__WHAT TO WORK ON__: Please print out the entries below unchanged and skip the images.
###
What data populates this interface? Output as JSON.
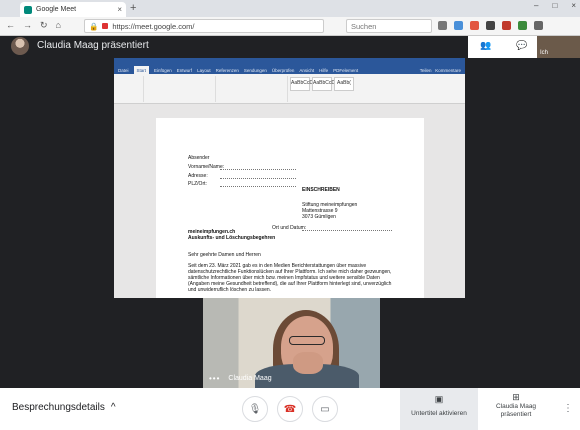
{
  "browser": {
    "tab_title": "Google Meet",
    "url": "https://meet.google.com/",
    "search_placeholder": "Suchen"
  },
  "meet": {
    "presenter_title": "Claudia Maag präsentiert",
    "self_label": "Ich",
    "webcam_name": "Claudia Maag",
    "details_label": "Besprechungsdetails",
    "subtitles_label": "Untertitel aktivieren",
    "present_label": "Claudia Maag präsentiert",
    "colors": {
      "hangup": "#d93025",
      "meet_bg": "#202124"
    }
  },
  "word": {
    "tabs": [
      "Datei",
      "Start",
      "Einfügen",
      "Entwurf",
      "Layout",
      "Referenzen",
      "Sendungen",
      "Überprüfen",
      "Ansicht",
      "Hilfe",
      "PDFelement"
    ],
    "share_label": "Teilen",
    "comments_label": "Kommentare",
    "styles": [
      "AaBbCcDc",
      "AaBbCcDc",
      "AaBb("
    ],
    "doc": {
      "absender": "Absender",
      "vorname": "Vorname/Name:",
      "adresse": "Adresse:",
      "plz": "PLZ/Ort:",
      "einschreiben": "EINSCHREIBEN",
      "recipient": [
        "Stiftung meineimpfungen",
        "Mattenstrasse 9",
        "3073 Gümligen"
      ],
      "ort_datum": "Ort und Datum:",
      "subject_1": "meineimpfungen.ch",
      "subject_2": "Auskunfts- und Löschungsbegehren",
      "salutation": "Sehr geehrte Damen und Herren",
      "body": [
        "Seit dem 23. März 2021 gab es in den Medien Berichterstattungen über massive",
        "datenschutzrechtliche Funktionslücken auf Ihrer Plattform. Ich sehe mich daher gezwungen,",
        "sämtliche Informationen über mich bzw. meinen Impfstatus und weitere sensible Daten",
        "(Angaben meine Gesundheit betreffend), die auf Ihrer Plattform hinterlegt sind, unverzüglich",
        "und unwiderruflich löschen zu lassen."
      ]
    }
  }
}
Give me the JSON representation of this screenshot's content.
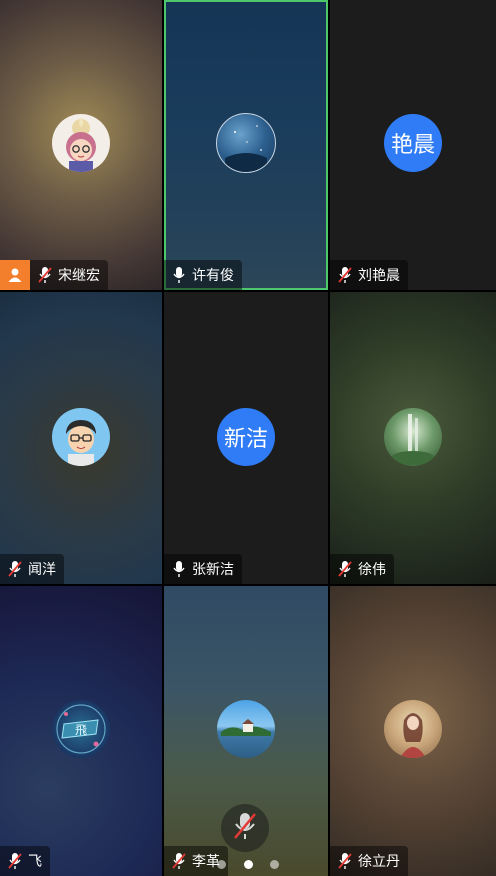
{
  "participants": [
    {
      "name": "宋继宏",
      "mic": "muted",
      "host": true,
      "avatar": "cartoon-girl"
    },
    {
      "name": "许有俊",
      "mic": "on",
      "host": false,
      "avatar": "night-sky",
      "active_speaker": true
    },
    {
      "name": "刘艳晨",
      "mic": "muted",
      "host": false,
      "avatar_text": "艳晨"
    },
    {
      "name": "闻洋",
      "mic": "muted",
      "host": false,
      "avatar": "cartoon-boy-glasses"
    },
    {
      "name": "张新洁",
      "mic": "on",
      "host": false,
      "avatar_text": "新洁"
    },
    {
      "name": "徐伟",
      "mic": "muted",
      "host": false,
      "avatar": "waterfall"
    },
    {
      "name": "飞",
      "mic": "muted",
      "host": false,
      "avatar": "fei-badge",
      "avatar_glyph": "飛"
    },
    {
      "name": "李革",
      "mic": "muted",
      "host": false,
      "avatar": "lake-house"
    },
    {
      "name": "徐立丹",
      "mic": "muted",
      "host": false,
      "avatar": "woman-photo"
    }
  ],
  "colors": {
    "accent": "#2f7cf6",
    "active_border": "#4ec76b",
    "host_badge": "#f37f2d",
    "muted_slash": "#e53935"
  },
  "pager": {
    "pages": 3,
    "current": 2
  },
  "controls": {
    "mute_icon": "mic-muted-icon"
  }
}
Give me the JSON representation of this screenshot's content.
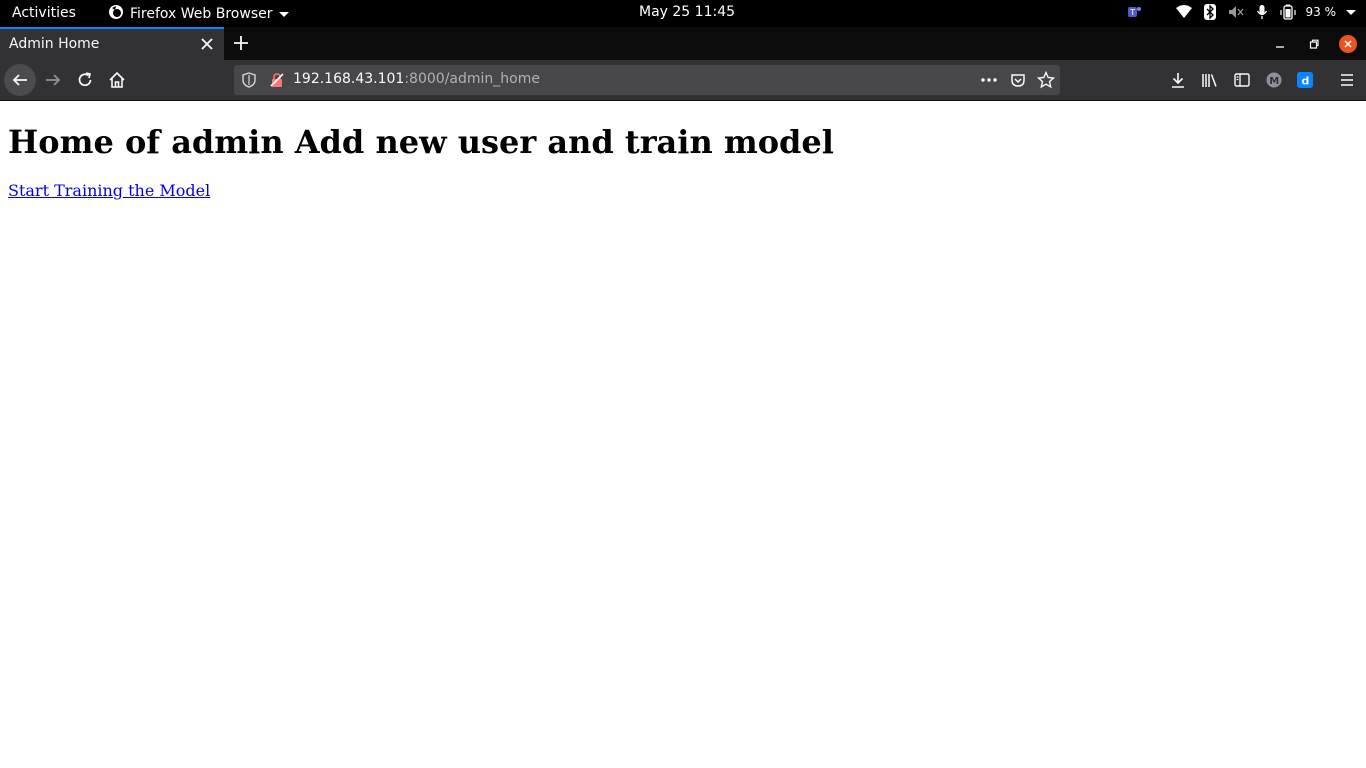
{
  "system_bar": {
    "activities": "Activities",
    "app_name": "Firefox Web Browser",
    "clock": "May 25  11:45",
    "battery": "93 %"
  },
  "browser": {
    "tab_title": "Admin Home",
    "url_host": "192.168.43.101",
    "url_rest": ":8000/admin_home"
  },
  "page": {
    "heading": "Home of admin Add new user and train model",
    "link": "Start Training the Model"
  },
  "colors": {
    "accent": "#0a84ff",
    "link": "#0000ee",
    "close": "#e95420"
  }
}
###
__YOUR SOLUTION__:
What data populates this interface? Output as JSON.
{
  "browser": {
    "tab_title": "Google Meet",
    "url": "https://meet.google.com/",
    "search_placeholder": "Suchen"
  },
  "meet": {
    "presenter_title": "Claudia Maag präsentiert",
    "self_label": "Ich",
    "webcam_name": "Claudia Maag",
    "details_label": "Besprechungsdetails",
    "subtitles_label": "Untertitel aktivieren",
    "present_label": "Claudia Maag präsentiert",
    "colors": {
      "hangup": "#d93025",
      "meet_bg": "#202124"
    }
  },
  "word": {
    "tabs": [
      "Datei",
      "Start",
      "Einfügen",
      "Entwurf",
      "Layout",
      "Referenzen",
      "Sendungen",
      "Überprüfen",
      "Ansicht",
      "Hilfe",
      "PDFelement"
    ],
    "share_label": "Teilen",
    "comments_label": "Kommentare",
    "styles": [
      "AaBbCcDc",
      "AaBbCcDc",
      "AaBb("
    ],
    "doc": {
      "absender": "Absender",
      "vorname": "Vorname/Name:",
      "adresse": "Adresse:",
      "plz": "PLZ/Ort:",
      "einschreiben": "EINSCHREIBEN",
      "recipient": [
        "Stiftung meineimpfungen",
        "Mattenstrasse 9",
        "3073 Gümligen"
      ],
      "ort_datum": "Ort und Datum:",
      "subject_1": "meineimpfungen.ch",
      "subject_2": "Auskunfts- und Löschungsbegehren",
      "salutation": "Sehr geehrte Damen und Herren",
      "body": [
        "Seit dem 23. März 2021 gab es in den Medien Berichterstattungen über massive",
        "datenschutzrechtliche Funktionslücken auf Ihrer Plattform. Ich sehe mich daher gezwungen,",
        "sämtliche Informationen über mich bzw. meinen Impfstatus und weitere sensible Daten",
        "(Angaben meine Gesundheit betreffend), die auf Ihrer Plattform hinterlegt sind, unverzüglich",
        "und unwiderruflich löschen zu lassen."
      ]
    }
  }
}
Give me the JSON representation of this screenshot's content.
{
  "participants": [
    {
      "name": "宋继宏",
      "mic": "muted",
      "host": true,
      "avatar": "cartoon-girl"
    },
    {
      "name": "许有俊",
      "mic": "on",
      "host": false,
      "avatar": "night-sky",
      "active_speaker": true
    },
    {
      "name": "刘艳晨",
      "mic": "muted",
      "host": false,
      "avatar_text": "艳晨"
    },
    {
      "name": "闻洋",
      "mic": "muted",
      "host": false,
      "avatar": "cartoon-boy-glasses"
    },
    {
      "name": "张新洁",
      "mic": "on",
      "host": false,
      "avatar_text": "新洁"
    },
    {
      "name": "徐伟",
      "mic": "muted",
      "host": false,
      "avatar": "waterfall"
    },
    {
      "name": "飞",
      "mic": "muted",
      "host": false,
      "avatar": "fei-badge",
      "avatar_glyph": "飛"
    },
    {
      "name": "李革",
      "mic": "muted",
      "host": false,
      "avatar": "lake-house"
    },
    {
      "name": "徐立丹",
      "mic": "muted",
      "host": false,
      "avatar": "woman-photo"
    }
  ],
  "colors": {
    "accent": "#2f7cf6",
    "active_border": "#4ec76b",
    "host_badge": "#f37f2d",
    "muted_slash": "#e53935"
  },
  "pager": {
    "pages": 3,
    "current": 2
  },
  "controls": {
    "mute_icon": "mic-muted-icon"
  }
}
Give me the JSON representation of this screenshot's content.
{
  "system_bar": {
    "activities": "Activities",
    "app_name": "Firefox Web Browser",
    "clock": "May 25  11:45",
    "battery": "93 %"
  },
  "browser": {
    "tab_title": "Admin Home",
    "url_host": "192.168.43.101",
    "url_rest": ":8000/admin_home"
  },
  "page": {
    "heading": "Home of admin Add new user and train model",
    "link": "Start Training the Model"
  },
  "colors": {
    "accent": "#0a84ff",
    "link": "#0000ee",
    "close": "#e95420"
  }
}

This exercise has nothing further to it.